But I am not happy with the instructional method of lecturing but it really felt like it was effective, simple and convenient. I deliver the lecture (ccompanied with a LCD projector, with some demos), students nod and smile, we do seat works, cheesy stuffs, – PERFECT! I can tell I did a good job. But reflecting on reality of the exam I gave , which is based on conceptual reasoning on motions – I was surprised! Most failed and even the best students didn’t get the scores they expected to. Was the test poorly constructed? Or perhaps the instructions was ineffective.
In the past few months, I’m trying to learn teaching the subject through modeling. Results according to proponents were promising. I am but ready to jump to the wagon but my schedule isn’t. I’ve got a month to teach half of the remaining topic for physics. I feel that I won’t make it in time, or I won’t cover as much as I need, again, an age old debate on quality vs quantity.
I just hope modeling instruction workshops are available on this side of the planet. For the mean time, thanks to teachers who blog and share their modelling experience, I’ll try to learn myself through for the benefit of my students learning.
My students had their recollection at Salikenta Farm in Bulacan. In this actvity, they were asked to get to know more about St. John Baptist through reading his life in a comic strip.
(DISCLAIMER: Thoughts pointed out by the author does not neccesarily reflect the views of its employer)
Its been a while since I took a good look at the moon, while resting and enjoying the lunacy inducing object, something spherical slipped into my head. I started pondering why is that schools doesn’t allow a semi bald (shaved) head? It is something my belief-system couldn’t logically accept but I implement as part of my duty and the irony is, I do wear the same haircut.
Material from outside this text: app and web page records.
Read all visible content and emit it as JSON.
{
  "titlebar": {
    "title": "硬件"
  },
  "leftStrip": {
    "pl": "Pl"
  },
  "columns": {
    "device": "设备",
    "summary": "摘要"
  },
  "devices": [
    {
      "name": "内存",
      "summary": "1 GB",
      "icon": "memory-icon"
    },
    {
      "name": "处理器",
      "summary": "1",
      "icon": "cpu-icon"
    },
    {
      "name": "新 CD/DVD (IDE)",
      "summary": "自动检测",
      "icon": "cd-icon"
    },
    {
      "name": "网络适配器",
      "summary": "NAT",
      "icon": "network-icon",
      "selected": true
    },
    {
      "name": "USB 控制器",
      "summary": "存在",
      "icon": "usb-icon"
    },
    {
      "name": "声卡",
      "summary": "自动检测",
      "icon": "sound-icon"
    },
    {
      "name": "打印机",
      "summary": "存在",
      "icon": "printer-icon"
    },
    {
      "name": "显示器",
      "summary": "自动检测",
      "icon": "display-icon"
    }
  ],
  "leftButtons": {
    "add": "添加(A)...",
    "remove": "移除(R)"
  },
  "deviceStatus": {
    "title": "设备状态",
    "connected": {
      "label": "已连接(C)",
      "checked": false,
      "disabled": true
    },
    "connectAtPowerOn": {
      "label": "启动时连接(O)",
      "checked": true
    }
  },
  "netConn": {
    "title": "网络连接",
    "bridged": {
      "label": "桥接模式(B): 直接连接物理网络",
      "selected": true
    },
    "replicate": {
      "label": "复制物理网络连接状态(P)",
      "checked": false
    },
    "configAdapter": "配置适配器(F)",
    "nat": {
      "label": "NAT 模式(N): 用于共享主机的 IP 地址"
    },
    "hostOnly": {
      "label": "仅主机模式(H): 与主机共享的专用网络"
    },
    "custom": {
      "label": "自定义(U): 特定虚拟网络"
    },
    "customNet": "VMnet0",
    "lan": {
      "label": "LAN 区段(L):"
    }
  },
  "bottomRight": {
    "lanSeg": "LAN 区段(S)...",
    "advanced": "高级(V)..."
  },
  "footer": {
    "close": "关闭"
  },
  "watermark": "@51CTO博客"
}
Being bald, most of the time associated with evil. As depicted in movies, comics and etc., most of the villain and anti hero are bald. And according to top 100 villain of all time of AFI, Dr. Lecter which is a balding cannibal psychiatrist (Silence of the Lamb) gains the top spot and a quick google on top comic villain includes Ming the Merciless and Lex Luthor were present on the list. Who would of course forget recent movie villain like Voldemort, ooops! He-Who-Must-Not-Be-Named, Nizam of Prince of Persia and the list goes on.
So what else is in store for us shaved headed (or bald, intended or naturally) people?
In reality, being bald has its advantages over those suave so full of hair heads, and here are some it:
1. ECONOMY. Imagine how much shampoo will you save? You are free from using hair gels, polishers and wax which prices are not safe from fluctuations on the global stock market!
2. IT KEEPS YOU FROM GETTING LATE. While the rest of the students are sculpting their heads, you could just quickly put your uniform after taking a bath a viola! Your good to go and avoid the rush!
3. GIVES YOU MORE FOCUS ON STUDIES. While others are busy checking hair styles re-combing and reapplying wax, you could just sit back, relax, read more, and listen well to lectures since you won’t be so conscious if your hair is still neat and in place. You’ll be in honors list in no time! 😀
I do not have against so called “proper” haircuts or anything nor want to argue bout school policies, it’s just that we could focus more on things beyond the superficial hair styles but focus whats inside which would really show the true decency in them.
My two cents.
For the mean while, I’ll have to enjoy gazing at the moon!